You get out of the homes whatever you (sell them for - bargain for up) - what you put into them / how long it takes. It’s riskier. What’s the justification for that, as an investor? Higher expected return.


Thanks Brandon that makes sense, I should have thought about it that way. Guess I couldn’t see the forest for the trees. I guess the solution is to reduce my offer to increase the CAP rate to a higher number for the trouble/risk of trying to sell the homes back to the tenants

In short, value the park at a 10 CAP with lot rent only
Value the park owned homes only what I can sell them back to the tenants for (break even)

Then reduce my offer to create the higher CAP needed for this trouble

If you do the math with the numbers from above, and you want a 12 CAP for your efforts/risk, it works out that the seller is receiving almost the exact same price of $840,000 for his park and homes as if you only valued the $84,000 lot rent at a 10 multiple

Which reminds me of what Frank always says “park owned homes are only worth a dollar”

See math below…

Reduced my offer to the seller to $700,000 for the park + $150,000 for the homes if I knew I could sell the 15 POH to tenants for $10,000 each for a total of $850,000 up front which is a 9.9 CAP that turns into a 12 CAP after I receive all my money back from selling homes to tenants

So is this just really a bait and switch because your paying for the homes on the back end but lowering your offer on the front end ?

Am I still looking at it the wrong way?
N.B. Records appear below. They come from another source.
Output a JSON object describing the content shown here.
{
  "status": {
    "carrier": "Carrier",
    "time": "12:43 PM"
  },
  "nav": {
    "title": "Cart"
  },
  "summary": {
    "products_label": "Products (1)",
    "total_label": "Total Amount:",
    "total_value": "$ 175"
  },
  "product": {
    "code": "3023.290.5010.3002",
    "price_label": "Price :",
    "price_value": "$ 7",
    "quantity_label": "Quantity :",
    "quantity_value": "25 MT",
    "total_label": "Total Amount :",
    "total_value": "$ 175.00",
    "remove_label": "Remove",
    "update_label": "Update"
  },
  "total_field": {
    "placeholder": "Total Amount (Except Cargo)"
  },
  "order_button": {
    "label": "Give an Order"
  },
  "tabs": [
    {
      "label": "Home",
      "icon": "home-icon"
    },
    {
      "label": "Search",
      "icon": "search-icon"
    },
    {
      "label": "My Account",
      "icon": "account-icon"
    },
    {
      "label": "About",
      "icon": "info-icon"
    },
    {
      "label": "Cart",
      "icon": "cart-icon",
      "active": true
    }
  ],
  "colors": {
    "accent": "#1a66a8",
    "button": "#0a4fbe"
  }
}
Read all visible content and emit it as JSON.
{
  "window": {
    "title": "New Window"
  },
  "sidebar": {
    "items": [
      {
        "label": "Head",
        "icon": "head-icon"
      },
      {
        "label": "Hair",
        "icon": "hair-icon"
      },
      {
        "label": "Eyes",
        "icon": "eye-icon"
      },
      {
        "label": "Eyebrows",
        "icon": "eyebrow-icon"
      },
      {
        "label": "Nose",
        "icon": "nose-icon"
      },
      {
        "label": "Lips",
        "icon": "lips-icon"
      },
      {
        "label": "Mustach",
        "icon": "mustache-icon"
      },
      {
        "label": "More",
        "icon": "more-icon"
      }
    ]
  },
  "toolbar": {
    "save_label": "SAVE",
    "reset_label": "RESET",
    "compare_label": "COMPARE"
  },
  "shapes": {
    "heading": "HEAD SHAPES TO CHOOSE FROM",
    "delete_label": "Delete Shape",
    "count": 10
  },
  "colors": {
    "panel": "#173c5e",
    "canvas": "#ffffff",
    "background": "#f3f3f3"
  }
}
What CAP would you want to achieve in the end to make this example worth while?